== RECORD SET ==
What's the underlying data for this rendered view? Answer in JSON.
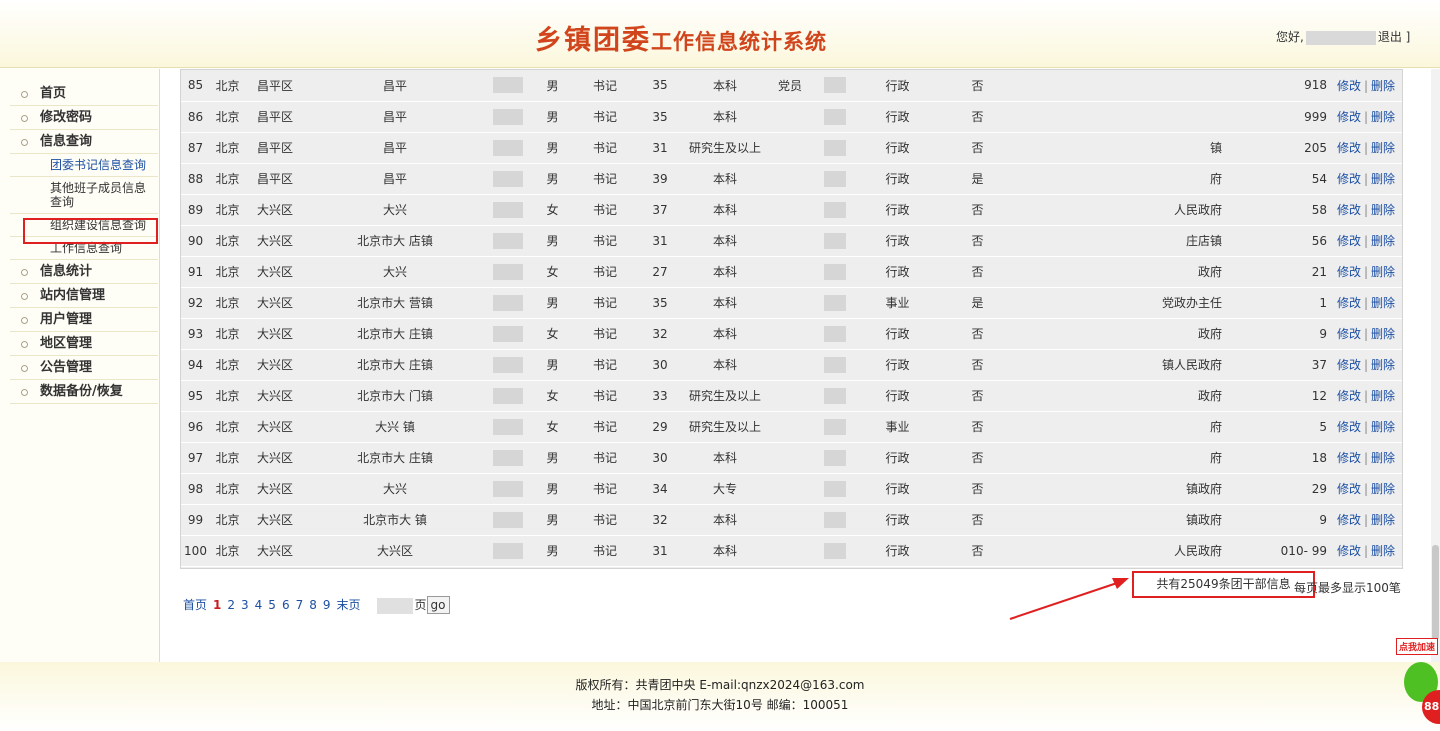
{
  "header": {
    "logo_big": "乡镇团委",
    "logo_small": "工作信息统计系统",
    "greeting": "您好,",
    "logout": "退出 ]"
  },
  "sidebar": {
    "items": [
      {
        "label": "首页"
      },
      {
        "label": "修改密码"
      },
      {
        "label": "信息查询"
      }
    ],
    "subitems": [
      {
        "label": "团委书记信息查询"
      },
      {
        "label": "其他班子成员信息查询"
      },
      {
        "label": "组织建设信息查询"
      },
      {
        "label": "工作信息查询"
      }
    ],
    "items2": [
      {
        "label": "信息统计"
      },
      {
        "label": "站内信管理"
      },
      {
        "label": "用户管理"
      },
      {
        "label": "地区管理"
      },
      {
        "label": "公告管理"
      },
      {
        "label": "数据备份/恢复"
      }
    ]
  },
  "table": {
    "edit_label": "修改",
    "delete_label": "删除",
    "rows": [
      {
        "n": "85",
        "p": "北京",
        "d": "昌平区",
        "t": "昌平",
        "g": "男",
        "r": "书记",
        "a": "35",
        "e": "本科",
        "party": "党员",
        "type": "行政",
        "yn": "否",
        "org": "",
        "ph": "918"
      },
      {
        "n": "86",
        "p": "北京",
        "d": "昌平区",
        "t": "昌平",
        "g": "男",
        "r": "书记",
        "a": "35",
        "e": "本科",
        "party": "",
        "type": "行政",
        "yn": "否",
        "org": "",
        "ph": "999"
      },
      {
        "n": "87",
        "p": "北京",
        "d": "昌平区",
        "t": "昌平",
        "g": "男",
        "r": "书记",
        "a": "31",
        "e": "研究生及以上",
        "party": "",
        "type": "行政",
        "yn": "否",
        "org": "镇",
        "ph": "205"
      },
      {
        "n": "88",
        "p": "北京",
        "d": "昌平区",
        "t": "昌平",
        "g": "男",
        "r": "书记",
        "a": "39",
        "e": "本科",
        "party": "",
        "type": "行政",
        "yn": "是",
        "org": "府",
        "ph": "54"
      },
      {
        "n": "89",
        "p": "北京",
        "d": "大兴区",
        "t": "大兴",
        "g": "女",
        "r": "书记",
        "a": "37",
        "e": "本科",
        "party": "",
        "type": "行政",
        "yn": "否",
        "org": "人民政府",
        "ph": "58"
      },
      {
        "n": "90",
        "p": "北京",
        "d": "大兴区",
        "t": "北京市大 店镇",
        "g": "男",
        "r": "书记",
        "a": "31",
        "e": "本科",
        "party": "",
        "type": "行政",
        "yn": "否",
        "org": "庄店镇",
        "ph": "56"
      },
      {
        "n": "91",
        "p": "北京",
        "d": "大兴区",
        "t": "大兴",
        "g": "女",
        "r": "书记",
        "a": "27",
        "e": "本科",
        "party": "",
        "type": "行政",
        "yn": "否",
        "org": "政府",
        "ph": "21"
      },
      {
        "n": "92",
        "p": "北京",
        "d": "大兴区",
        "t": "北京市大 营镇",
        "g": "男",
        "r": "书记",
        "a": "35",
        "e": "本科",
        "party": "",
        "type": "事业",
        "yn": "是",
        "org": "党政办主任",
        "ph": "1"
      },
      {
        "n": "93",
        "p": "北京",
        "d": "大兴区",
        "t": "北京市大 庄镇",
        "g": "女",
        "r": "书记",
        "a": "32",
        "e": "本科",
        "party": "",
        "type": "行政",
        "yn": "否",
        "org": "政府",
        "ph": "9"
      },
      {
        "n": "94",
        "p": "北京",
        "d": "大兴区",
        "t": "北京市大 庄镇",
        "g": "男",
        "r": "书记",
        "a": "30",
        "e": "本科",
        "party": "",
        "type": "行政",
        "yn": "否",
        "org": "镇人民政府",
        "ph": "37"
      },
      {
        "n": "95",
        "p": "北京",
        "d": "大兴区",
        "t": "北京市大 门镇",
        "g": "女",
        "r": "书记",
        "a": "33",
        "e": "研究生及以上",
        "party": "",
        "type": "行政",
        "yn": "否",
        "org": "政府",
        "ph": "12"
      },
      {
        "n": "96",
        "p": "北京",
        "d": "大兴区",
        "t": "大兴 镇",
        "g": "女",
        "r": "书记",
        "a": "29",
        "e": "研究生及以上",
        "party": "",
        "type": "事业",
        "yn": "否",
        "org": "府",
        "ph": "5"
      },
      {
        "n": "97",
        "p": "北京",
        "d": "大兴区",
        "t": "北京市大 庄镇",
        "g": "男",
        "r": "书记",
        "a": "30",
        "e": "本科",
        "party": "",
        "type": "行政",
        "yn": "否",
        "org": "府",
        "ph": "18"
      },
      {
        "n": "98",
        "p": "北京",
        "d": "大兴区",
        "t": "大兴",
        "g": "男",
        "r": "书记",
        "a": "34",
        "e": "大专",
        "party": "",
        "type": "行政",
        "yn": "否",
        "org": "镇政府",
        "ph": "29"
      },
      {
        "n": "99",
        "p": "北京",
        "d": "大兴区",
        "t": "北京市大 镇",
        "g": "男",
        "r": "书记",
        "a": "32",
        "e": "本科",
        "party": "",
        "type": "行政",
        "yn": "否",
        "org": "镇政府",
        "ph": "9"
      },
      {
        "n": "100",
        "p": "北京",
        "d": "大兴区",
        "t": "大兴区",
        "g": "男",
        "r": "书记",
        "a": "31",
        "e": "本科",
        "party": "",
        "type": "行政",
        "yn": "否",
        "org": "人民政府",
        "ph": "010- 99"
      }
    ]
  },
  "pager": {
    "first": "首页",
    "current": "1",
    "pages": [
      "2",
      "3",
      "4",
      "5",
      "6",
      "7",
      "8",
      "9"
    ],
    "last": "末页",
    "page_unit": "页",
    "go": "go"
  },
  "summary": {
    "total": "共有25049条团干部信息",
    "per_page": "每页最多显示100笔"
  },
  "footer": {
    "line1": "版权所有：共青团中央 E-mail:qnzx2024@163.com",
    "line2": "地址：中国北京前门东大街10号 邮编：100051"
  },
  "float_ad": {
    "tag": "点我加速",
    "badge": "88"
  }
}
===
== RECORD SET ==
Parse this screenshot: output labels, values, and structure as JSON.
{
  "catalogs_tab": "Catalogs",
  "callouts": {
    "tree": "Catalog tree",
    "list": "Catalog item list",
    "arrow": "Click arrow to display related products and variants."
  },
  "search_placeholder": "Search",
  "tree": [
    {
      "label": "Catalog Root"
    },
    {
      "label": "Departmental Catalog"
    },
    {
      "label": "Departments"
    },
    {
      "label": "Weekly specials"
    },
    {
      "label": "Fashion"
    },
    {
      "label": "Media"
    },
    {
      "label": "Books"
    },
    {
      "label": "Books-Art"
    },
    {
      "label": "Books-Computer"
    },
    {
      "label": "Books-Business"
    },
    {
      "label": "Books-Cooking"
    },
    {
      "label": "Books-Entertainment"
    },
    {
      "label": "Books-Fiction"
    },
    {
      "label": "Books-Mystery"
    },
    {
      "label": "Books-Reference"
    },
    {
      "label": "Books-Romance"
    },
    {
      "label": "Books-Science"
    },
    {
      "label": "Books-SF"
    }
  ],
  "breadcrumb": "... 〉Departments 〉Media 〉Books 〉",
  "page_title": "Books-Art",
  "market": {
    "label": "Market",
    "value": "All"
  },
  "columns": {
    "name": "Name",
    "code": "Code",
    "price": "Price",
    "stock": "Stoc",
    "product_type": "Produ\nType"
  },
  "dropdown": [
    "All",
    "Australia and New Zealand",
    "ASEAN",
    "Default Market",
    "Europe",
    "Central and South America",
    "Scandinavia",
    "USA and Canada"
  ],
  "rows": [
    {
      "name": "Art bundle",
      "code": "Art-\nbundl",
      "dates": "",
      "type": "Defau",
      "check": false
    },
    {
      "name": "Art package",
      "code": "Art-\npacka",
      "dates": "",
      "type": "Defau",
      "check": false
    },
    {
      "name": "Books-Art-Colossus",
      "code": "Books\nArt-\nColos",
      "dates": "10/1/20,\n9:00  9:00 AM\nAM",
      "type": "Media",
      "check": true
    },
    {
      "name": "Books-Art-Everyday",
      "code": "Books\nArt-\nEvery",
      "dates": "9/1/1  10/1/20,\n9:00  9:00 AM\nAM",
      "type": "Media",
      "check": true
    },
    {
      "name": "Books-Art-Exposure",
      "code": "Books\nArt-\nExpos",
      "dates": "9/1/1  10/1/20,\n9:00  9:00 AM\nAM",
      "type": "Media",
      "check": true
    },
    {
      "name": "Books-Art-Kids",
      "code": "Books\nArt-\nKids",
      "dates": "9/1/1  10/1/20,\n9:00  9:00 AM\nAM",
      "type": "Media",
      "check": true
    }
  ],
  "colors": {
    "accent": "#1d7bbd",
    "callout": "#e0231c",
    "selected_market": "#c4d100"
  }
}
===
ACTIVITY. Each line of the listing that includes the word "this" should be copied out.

EXPECTED ANSWER.
What's the underlying data for this rendered view? Answer in JSON.
Parse this screenshot: output labels, values, and structure as JSON.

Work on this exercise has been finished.